I’m not crazy about the idea of sharing data between concurrent executions, but I can see how this might be useful in some specific cases.
For instance, if you have to download a large payload from a third-party system and then perform Map-Reduce tasks on it. Then it can be quite handy to store the payload onto the EFS file system before fanning out the invocation to many concurrent executions (perhaps through an SNS topic). Each execution can access the payload through the EFS file system and write their results back to the EFS file system. And when all the executions have finished, you can run a reducer function over the results by simply iterating through all the result files on the EFS file system.
As mentioned before, S3 can also be used in these situations. But it’s worth considering the cost of EFS (GB/month, no bandwidth and request charges) vs S3 (bandwidth, request and GB/month) for your specific workload.
You can also use a shared EFS file system to share other types of data, such as configuration files or even the state of circuit breakers. All of these can already be centrally controlled and managed by other services such as SSM Parameter Store, or DynamoDB, or Elasticache, or whatever! These services offer comparable, if not faster (e.g. Elasticache can give you sub-ms read latency) access to your shared data than EFS. So why would you ever consider using EFS instead?
The most compelling reason that I can think of is – it’s just easier to manage if they’re all in one place. Rather than spreading your shared data across many different services, each requires a different access pattern, code change, IAM permissions and configurations, it’s just easier to put them all in a shared EFS file system.
I don’t think it’s a good argument, but I definitely see its appeal. SSM Parameter Store and Secrets Manager, for instance, both give you built-in audit trails to see when configurations have been changed and by whom. These are important characteristics for application config and secrets, and EFS won’t give you that because it’s just a file system. Although, it does have built-in lifecycle management and encryption at-rest out-of-the-box. So it’s not a bad place for these shared data, it just might not be the best place for all of them.

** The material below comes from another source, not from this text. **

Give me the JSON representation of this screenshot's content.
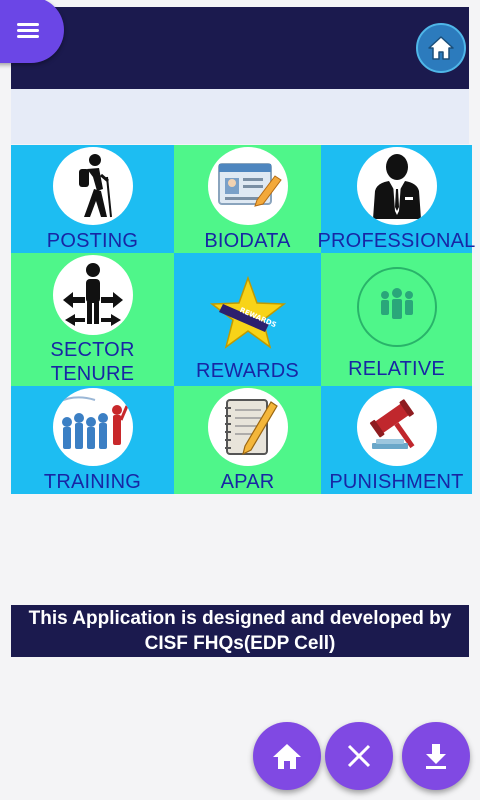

In this post, we looked at how we can create and attach an EFS file system to a Lambda function.
We also looked at some caveats to keep in mind when you’re working with EFS and Lambda. The main one to watch out for is the latency of file ops. In terms of latency, it’s nothing like a local file system. In fact, the latency I experienced during my tests was comparable to S3.
The high latency means it’ll be unsuited for any latency-sensitive applications unless you also apply Provisioned Concurrency to the Lambda functions in question. And as we discussed before, while Provisioned Concurrency is a powerful tool in our toolbox, it does come with a number of drawbacks itself, including the fact that you won’t be able to use the $LATEST alias anymore.
But despite its drawbacks, I think it’ll still unlock many use cases for Lambda, which is hamstrung by various storage-related limitations today, such as the 250MB deployment package size limit or the 512MB /tmp storage limit. While these limits are generous for most use cases, they are often showstoppers for folks who are trying to run machine learning workloads on Lambda.
And by the way, Lumigo fully supports the new EFS capabilities. If you don’t have a free account yet, you should get one.
I hope with the launch of the EFS integration with Lambda today, many more of you would be able to use the power of serverless to accelerate feature development and make your solutions more scalable, resilient, and secure!